[Web page and app entries]
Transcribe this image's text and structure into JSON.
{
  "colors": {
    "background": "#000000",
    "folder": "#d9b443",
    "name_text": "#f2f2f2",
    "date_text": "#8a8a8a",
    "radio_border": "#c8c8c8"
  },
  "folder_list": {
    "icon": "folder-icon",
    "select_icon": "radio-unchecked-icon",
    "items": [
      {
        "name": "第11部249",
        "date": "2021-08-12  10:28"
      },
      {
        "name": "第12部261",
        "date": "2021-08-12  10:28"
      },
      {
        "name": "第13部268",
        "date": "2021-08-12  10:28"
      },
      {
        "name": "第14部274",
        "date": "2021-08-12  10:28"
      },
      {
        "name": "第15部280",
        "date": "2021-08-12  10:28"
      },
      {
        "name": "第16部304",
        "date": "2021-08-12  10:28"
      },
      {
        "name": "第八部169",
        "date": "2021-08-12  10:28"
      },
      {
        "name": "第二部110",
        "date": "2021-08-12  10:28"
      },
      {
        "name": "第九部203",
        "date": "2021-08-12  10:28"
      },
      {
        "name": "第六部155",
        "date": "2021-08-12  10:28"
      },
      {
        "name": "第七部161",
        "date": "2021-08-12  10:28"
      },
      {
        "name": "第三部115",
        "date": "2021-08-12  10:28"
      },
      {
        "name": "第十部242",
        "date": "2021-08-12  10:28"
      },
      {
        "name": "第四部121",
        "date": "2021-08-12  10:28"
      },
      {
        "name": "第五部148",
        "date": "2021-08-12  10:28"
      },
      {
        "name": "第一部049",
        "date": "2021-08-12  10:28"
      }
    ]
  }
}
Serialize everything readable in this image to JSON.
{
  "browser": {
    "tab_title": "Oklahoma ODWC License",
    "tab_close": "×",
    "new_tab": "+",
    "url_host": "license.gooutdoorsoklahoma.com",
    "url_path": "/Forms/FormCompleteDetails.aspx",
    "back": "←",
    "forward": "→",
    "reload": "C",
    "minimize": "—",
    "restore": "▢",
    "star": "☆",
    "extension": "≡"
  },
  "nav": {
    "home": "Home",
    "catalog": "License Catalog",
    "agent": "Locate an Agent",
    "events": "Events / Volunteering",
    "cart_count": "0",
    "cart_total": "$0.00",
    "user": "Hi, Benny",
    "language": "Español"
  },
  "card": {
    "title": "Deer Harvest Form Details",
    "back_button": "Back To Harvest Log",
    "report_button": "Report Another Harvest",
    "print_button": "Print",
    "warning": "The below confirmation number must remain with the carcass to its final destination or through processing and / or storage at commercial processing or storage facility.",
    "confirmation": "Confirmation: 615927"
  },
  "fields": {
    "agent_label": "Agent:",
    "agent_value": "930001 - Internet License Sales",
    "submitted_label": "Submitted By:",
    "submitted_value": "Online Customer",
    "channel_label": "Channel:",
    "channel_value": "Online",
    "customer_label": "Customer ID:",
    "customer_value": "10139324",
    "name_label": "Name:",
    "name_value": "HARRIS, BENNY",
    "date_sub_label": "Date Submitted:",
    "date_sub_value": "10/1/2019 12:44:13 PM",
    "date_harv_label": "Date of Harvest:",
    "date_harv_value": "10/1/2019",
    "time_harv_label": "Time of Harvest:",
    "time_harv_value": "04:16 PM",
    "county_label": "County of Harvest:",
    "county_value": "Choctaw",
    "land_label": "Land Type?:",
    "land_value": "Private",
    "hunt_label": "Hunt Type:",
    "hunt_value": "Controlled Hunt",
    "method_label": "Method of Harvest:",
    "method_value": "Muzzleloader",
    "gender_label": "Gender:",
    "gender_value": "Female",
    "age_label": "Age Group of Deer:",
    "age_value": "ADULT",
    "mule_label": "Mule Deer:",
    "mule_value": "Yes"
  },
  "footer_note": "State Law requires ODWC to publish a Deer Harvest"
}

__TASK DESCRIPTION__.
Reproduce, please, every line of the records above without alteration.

__SOLUTION FOR THIS EXERCISE__.
Transcribe this image's text and structure into JSON.
{
  "colors": {
    "background": "#000000",
    "folder": "#d9b443",
    "name_text": "#f2f2f2",
    "date_text": "#8a8a8a",
    "radio_border": "#c8c8c8"
  },
  "folder_list": {
    "icon": "folder-icon",
    "select_icon": "radio-unchecked-icon",
    "items": [
      {
        "name": "第11部249",
        "date": "2021-08-12  10:28"
      },
      {
        "name": "第12部261",
        "date": "2021-08-12  10:28"
      },
      {
        "name": "第13部268",
        "date": "2021-08-12  10:28"
      },
      {
        "name": "第14部274",
        "date": "2021-08-12  10:28"
      },
      {
        "name": "第15部280",
        "date": "2021-08-12  10:28"
      },
      {
        "name": "第16部304",
        "date": "2021-08-12  10:28"
      },
      {
        "name": "第八部169",
        "date": "2021-08-12  10:28"
      },
      {
        "name": "第二部110",
        "date": "2021-08-12  10:28"
      },
      {
        "name": "第九部203",
        "date": "2021-08-12  10:28"
      },
      {
        "name": "第六部155",
        "date": "2021-08-12  10:28"
      },
      {
        "name": "第七部161",
        "date": "2021-08-12  10:28"
      },
      {
        "name": "第三部115",
        "date": "2021-08-12  10:28"
      },
      {
        "name": "第十部242",
        "date": "2021-08-12  10:28"
      },
      {
        "name": "第四部121",
        "date": "2021-08-12  10:28"
      },
      {
        "name": "第五部148",
        "date": "2021-08-12  10:28"
      },
      {
        "name": "第一部049",
        "date": "2021-08-12  10:28"
      }
    ]
  }
}
Serialize everything readable in this image to JSON.
{
  "browser": {
    "tab_title": "Oklahoma ODWC License",
    "tab_close": "×",
    "new_tab": "+",
    "url_host": "license.gooutdoorsoklahoma.com",
    "url_path": "/Forms/FormCompleteDetails.aspx",
    "back": "←",
    "forward": "→",
    "reload": "C",
    "minimize": "—",
    "restore": "▢",
    "star": "☆",
    "extension": "≡"
  },
  "nav": {
    "home": "Home",
    "catalog": "License Catalog",
    "agent": "Locate an Agent",
    "events": "Events / Volunteering",
    "cart_count": "0",
    "cart_total": "$0.00",
    "user": "Hi, Benny",
    "language": "Español"
  },
  "card": {
    "title": "Deer Harvest Form Details",
    "back_button": "Back To Harvest Log",
    "report_button": "Report Another Harvest",
    "print_button": "Print",
    "warning": "The below confirmation number must remain with the carcass to its final destination or through processing and / or storage at commercial processing or storage facility.",
    "confirmation": "Confirmation: 615927"
  },
  "fields": {
    "agent_label": "Agent:",
    "agent_value": "930001 - Internet License Sales",
    "submitted_label": "Submitted By:",
    "submitted_value": "Online Customer",
    "channel_label": "Channel:",
    "channel_value": "Online",
    "customer_label": "Customer ID:",
    "customer_value": "10139324",
    "name_label": "Name:",
    "name_value": "HARRIS, BENNY",
    "date_sub_label": "Date Submitted:",
    "date_sub_value": "10/1/2019 12:44:13 PM",
    "date_harv_label": "Date of Harvest:",
    "date_harv_value": "10/1/2019",
    "time_harv_label": "Time of Harvest:",
    "time_harv_value": "04:16 PM",
    "county_label": "County of Harvest:",
    "county_value": "Choctaw",
    "land_label": "Land Type?:",
    "land_value": "Private",
    "hunt_label": "Hunt Type:",
    "hunt_value": "Controlled Hunt",
    "method_label": "Method of Harvest:",
    "method_value": "Muzzleloader",
    "gender_label": "Gender:",
    "gender_value": "Female",
    "age_label": "Age Group of Deer:",
    "age_value": "ADULT",
    "mule_label": "Mule Deer:",
    "mule_value": "Yes"
  },
  "footer_note": "State Law requires ODWC to publish a Deer Harvest"
}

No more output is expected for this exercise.